In March 2008 we sailed into Antigua with all of our clothes, towels, and linens dirty, salty, and sweaty. Friends were arriving in two days. We searched for a laundromat only to discover they didn’t exist. Laundry service cost over $20/load. (I can’t make this up.) So, we did what any resourceful–and budget-minded–cruiser would do: we washed our own laundry by hand and hung everything to dry.  You can read about it here.

Now that m/v stinkpot’s bridge and back decks are completely enclosed and protected from wind and rain, they serve as the ultimate drying room for wet laundry. I hate clothes dryers. They are a complete waste of energy and one of the most environmentally unsound appliances you can use (okay, I have no facts to base this statement on, just a hunch). Not only are they bad for the environment, but they are rough on clothes too.  I prefer air-drying. Thus, we’re back on the gypsy boat!

m/v stinkpot's laundry room

21 weeks and healthy

I’ve read in numerous books, online forums, and blogs that women often remark that they have never felt more healthy than when they are pregnant. Writers, by sharing this sentiment, are implicitly acknowledging that pregnancy is not accepted as an inherently healthy condition. In online forums women write: “I’ve never felt healthier!”–as if they were expecting to feel unhealthy.

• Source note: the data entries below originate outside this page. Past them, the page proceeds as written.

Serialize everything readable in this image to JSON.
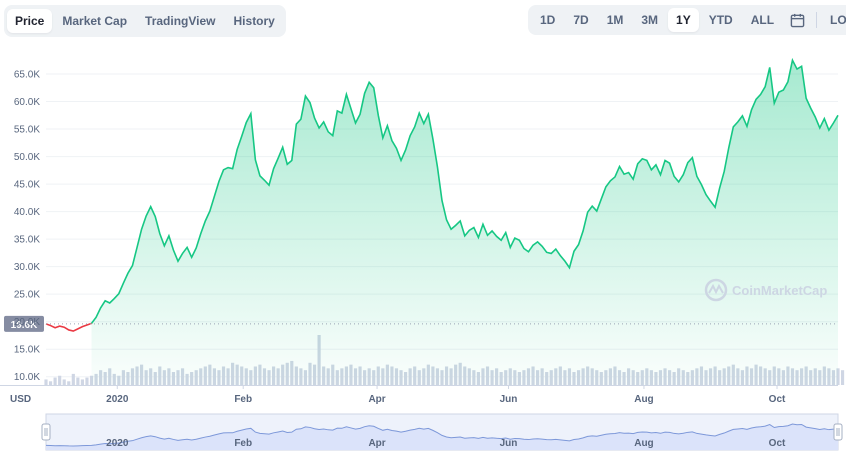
{
  "tabs_left": [
    {
      "label": "Price",
      "active": true
    },
    {
      "label": "Market Cap",
      "active": false
    },
    {
      "label": "TradingView",
      "active": false
    },
    {
      "label": "History",
      "active": false
    }
  ],
  "ranges": [
    {
      "label": "1D",
      "active": false
    },
    {
      "label": "7D",
      "active": false
    },
    {
      "label": "1M",
      "active": false
    },
    {
      "label": "3M",
      "active": false
    },
    {
      "label": "1Y",
      "active": true
    },
    {
      "label": "YTD",
      "active": false
    },
    {
      "label": "ALL",
      "active": false
    }
  ],
  "log_label": "LOG",
  "calendar_icon": "calendar-icon",
  "watermark": "CoinMarketCap",
  "colors": {
    "up": "#16c784",
    "down": "#ea3943",
    "grid": "#eff2f5",
    "volume": "#cfd6e4",
    "navigator_fill": "#dbe3fa",
    "navigator_line": "#7d98d9",
    "baseline_label_bg": "#858ca2"
  },
  "chart_data": {
    "type": "area",
    "currency_label": "USD",
    "y_ticks": [
      "65.0K",
      "60.0K",
      "55.0K",
      "50.0K",
      "45.0K",
      "40.0K",
      "35.0K",
      "30.0K",
      "25.0K",
      "20.0K",
      "15.0K",
      "10.0K"
    ],
    "baseline_label": "19.6K",
    "baseline_value": 19600,
    "x_labels": [
      "2020",
      "Feb",
      "Apr",
      "Jun",
      "Aug",
      "Oct"
    ],
    "nav_x_labels": [
      "2020",
      "Feb",
      "Apr",
      "Jun",
      "Aug",
      "Oct"
    ],
    "ylim": [
      8500,
      69000
    ],
    "series": [
      {
        "values": [
          19600,
          19300,
          18900,
          19200,
          19000,
          18500,
          18300,
          18700,
          19100,
          19400,
          19700,
          20800,
          22500,
          23800,
          23400,
          24200,
          25100,
          27000,
          28800,
          30200,
          33500,
          36800,
          39200,
          40900,
          39100,
          36000,
          33800,
          35600,
          33000,
          31000,
          32400,
          33500,
          31700,
          33400,
          36000,
          38300,
          40100,
          42800,
          45500,
          47600,
          48000,
          47800,
          51300,
          53700,
          56200,
          57800,
          49400,
          46500,
          45700,
          44800,
          47800,
          49700,
          51700,
          48600,
          49300,
          55900,
          56800,
          61000,
          59800,
          57000,
          55200,
          56300,
          54500,
          53800,
          58300,
          57900,
          61300,
          58700,
          56100,
          57700,
          61500,
          63500,
          62500,
          57500,
          53400,
          55600,
          52900,
          51500,
          49300,
          51200,
          53800,
          55400,
          57900,
          56000,
          57700,
          53200,
          48100,
          42000,
          38500,
          36800,
          37500,
          38300,
          35600,
          36600,
          37100,
          35300,
          37700,
          35700,
          36500,
          35500,
          34800,
          36200,
          33500,
          35200,
          34800,
          33300,
          32700,
          33900,
          34500,
          33700,
          32600,
          32400,
          33200,
          32000,
          31000,
          29800,
          32800,
          34000,
          36500,
          39900,
          41000,
          40100,
          42300,
          44500,
          45600,
          46300,
          48200,
          46800,
          47100,
          45900,
          48700,
          49600,
          49300,
          47600,
          48500,
          46700,
          49300,
          48800,
          46400,
          45400,
          46700,
          48900,
          49800,
          46400,
          44900,
          43100,
          41900,
          40800,
          44300,
          47300,
          51600,
          55400,
          56300,
          57400,
          55500,
          58500,
          60400,
          61300,
          62700,
          66200,
          59700,
          61700,
          62100,
          63600,
          67500,
          65900,
          66400,
          60600,
          58800,
          57200,
          55200,
          56900,
          54800,
          56100,
          57500
        ]
      }
    ],
    "volume": [
      3,
      2,
      4,
      5,
      3,
      2,
      6,
      4,
      3,
      4,
      5,
      6,
      8,
      7,
      9,
      6,
      5,
      8,
      7,
      9,
      10,
      11,
      8,
      9,
      7,
      10,
      8,
      9,
      7,
      8,
      9,
      6,
      7,
      8,
      9,
      10,
      11,
      9,
      8,
      10,
      9,
      12,
      11,
      10,
      9,
      8,
      10,
      11,
      9,
      8,
      10,
      9,
      11,
      12,
      13,
      10,
      9,
      8,
      12,
      11,
      27,
      10,
      9,
      11,
      8,
      9,
      10,
      11,
      9,
      10,
      8,
      9,
      8,
      10,
      9,
      11,
      10,
      9,
      8,
      7,
      9,
      10,
      8,
      9,
      11,
      10,
      9,
      8,
      10,
      9,
      11,
      12,
      10,
      9,
      8,
      7,
      9,
      10,
      8,
      9,
      7,
      8,
      9,
      8,
      7,
      8,
      9,
      10,
      8,
      9,
      7,
      8,
      9,
      10,
      8,
      9,
      7,
      8,
      9,
      10,
      9,
      8,
      7,
      8,
      9,
      10,
      8,
      7,
      9,
      8,
      7,
      8,
      9,
      8,
      7,
      8,
      9,
      8,
      7,
      9,
      8,
      7,
      8,
      9,
      10,
      8,
      9,
      10,
      8,
      9,
      10,
      11,
      9,
      8,
      10,
      9,
      11,
      10,
      9,
      8,
      10,
      9,
      8,
      10,
      9,
      8,
      9,
      10,
      8,
      9,
      8,
      10,
      9,
      8,
      9,
      8
    ]
  }
}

In contrast, the only feeling I would share on an online message board would be: “I’m not feeling healthy. What gives?” This time in my life is naturally my healthiest time. I have never been more focused on my body and its health. No alcohol. Lots of fruits and vegetables. Extra protein. Emphasis on whole grains. Exercise. Lots of exercise.  Happy. Excited. And this is all easy for me because, at the risk of sounding self-righteous, I am not doing it for myself, but for a completely vulnerable human being.

I recognize, of course, that I am in an enviable position. I work from home on my own schedule  thereby minimizing my daily stresses. I have a supportive husband. We know that we want this baby. We are ready for this baby. I felt far from healthy  in my first trimester, but now, well into the second trimester I feel great.

The same cannot be said for other women. They may be uncertain if they want a baby. Perhaps they are single or in an unhealthy and unhappy relationship. Nausea and feeling uncomfortable may persist throughout the nine months. Money may be an issue, creating stress. I understand that many women many not feel healthy during pregnancy for a variety of reasons.

What I don’t understand, however, is the widespread belief that a healthy pregnancy is an exceptional pregnancy. Pregnancy is not a medical condition. It is merely a  stage of life that many women experience in many different ways, but automatically viewing it as unhealthy or as a challenge does not need to be the conventional wisdom.

sewing Sunday

Blue blue blue. Light blue, sky blue, sea-green blue, dark blue, royal blue. The interior of m/v stinkpot is blue. The quilt on our bed; the couch; the dinette cushions. My goal is to break up some of this blue, especially the 1980s light blue vinyl dinette cushions.

Step 1: Place mats for the table.